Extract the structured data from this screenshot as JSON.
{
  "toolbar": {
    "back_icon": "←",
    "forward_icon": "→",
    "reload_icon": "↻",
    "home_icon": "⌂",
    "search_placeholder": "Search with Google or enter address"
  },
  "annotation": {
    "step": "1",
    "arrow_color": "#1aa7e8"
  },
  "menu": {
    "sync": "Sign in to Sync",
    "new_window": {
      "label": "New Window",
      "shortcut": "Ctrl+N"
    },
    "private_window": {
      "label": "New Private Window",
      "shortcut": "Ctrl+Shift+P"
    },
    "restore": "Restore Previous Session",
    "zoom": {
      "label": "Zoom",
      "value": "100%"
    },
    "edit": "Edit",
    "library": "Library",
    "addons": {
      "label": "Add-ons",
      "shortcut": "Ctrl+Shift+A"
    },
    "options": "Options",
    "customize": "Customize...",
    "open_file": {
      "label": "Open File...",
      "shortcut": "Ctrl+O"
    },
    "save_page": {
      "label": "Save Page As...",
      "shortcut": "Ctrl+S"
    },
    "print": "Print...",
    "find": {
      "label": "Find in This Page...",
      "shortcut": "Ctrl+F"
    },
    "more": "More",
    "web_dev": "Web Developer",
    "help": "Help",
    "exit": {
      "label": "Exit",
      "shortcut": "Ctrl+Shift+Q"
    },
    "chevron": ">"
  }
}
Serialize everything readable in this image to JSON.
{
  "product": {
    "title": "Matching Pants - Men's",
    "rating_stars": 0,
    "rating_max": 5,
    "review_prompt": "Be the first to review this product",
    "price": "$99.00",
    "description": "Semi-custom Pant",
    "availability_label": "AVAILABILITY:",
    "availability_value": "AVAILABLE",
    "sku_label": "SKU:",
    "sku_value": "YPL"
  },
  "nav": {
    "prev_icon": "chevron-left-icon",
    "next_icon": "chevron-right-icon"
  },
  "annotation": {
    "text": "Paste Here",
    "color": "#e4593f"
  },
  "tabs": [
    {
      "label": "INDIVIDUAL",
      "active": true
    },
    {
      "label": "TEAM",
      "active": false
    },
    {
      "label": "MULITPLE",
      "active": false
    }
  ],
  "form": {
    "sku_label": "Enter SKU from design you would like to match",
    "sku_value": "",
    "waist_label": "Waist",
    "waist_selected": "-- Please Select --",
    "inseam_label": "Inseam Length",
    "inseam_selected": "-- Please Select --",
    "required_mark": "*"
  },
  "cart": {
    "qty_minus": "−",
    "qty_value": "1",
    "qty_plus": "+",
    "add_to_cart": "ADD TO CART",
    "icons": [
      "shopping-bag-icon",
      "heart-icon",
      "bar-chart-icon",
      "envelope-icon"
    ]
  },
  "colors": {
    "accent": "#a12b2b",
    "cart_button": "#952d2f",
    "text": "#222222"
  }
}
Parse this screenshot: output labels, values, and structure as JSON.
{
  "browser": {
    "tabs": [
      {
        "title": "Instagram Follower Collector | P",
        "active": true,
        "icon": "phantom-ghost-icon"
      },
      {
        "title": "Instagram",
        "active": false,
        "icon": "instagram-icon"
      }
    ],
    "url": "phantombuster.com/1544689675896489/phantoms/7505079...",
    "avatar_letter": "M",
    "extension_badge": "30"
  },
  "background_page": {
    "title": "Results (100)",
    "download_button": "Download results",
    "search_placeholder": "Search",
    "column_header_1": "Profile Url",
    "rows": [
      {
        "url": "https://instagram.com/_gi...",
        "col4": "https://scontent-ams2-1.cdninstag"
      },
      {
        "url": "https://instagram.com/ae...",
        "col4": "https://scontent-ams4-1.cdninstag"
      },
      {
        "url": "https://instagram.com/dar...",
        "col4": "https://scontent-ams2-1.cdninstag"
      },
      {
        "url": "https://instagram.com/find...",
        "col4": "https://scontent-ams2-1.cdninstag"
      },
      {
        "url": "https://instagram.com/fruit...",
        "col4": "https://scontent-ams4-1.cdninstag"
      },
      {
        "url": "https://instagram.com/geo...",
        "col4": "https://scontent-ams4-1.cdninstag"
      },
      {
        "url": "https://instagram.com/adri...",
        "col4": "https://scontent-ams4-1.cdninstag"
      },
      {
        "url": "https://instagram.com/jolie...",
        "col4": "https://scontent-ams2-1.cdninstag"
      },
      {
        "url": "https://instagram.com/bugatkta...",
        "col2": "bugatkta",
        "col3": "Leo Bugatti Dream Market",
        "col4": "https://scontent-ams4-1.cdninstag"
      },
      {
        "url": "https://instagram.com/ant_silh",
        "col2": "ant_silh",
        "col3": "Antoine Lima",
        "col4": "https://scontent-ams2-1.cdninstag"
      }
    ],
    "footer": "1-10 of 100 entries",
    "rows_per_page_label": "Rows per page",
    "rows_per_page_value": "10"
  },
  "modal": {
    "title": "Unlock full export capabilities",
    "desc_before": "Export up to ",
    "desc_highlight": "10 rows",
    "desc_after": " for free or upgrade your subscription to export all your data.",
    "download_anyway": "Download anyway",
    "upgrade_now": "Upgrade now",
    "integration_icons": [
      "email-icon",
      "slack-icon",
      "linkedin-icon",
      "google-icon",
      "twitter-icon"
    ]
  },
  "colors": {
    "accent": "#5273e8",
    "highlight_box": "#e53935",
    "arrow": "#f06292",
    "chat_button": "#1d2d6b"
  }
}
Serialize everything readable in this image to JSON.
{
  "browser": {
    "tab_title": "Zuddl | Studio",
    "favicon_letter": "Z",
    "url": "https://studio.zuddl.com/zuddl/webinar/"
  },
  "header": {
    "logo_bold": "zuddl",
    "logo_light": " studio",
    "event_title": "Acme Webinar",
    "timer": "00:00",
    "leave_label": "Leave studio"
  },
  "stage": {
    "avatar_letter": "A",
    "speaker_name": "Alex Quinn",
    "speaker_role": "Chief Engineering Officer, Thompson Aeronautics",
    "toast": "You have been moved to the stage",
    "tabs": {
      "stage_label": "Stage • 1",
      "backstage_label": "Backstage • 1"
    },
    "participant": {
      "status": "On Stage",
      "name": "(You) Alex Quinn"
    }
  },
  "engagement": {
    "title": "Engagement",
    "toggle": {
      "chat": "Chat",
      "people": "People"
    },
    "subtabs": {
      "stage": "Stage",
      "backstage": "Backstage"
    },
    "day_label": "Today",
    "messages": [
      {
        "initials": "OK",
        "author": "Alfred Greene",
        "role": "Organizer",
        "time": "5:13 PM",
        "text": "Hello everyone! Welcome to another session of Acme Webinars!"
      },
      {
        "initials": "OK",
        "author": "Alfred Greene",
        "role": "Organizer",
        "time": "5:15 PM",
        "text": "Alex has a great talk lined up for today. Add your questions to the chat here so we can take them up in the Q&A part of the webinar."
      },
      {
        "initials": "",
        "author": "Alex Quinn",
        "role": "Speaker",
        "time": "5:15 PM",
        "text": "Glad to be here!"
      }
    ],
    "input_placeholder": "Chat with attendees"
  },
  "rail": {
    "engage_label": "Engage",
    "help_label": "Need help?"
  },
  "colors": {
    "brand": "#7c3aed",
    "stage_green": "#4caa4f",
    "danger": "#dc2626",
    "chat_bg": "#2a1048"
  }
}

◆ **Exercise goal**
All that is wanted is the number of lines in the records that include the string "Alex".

◆ **Answer space**
4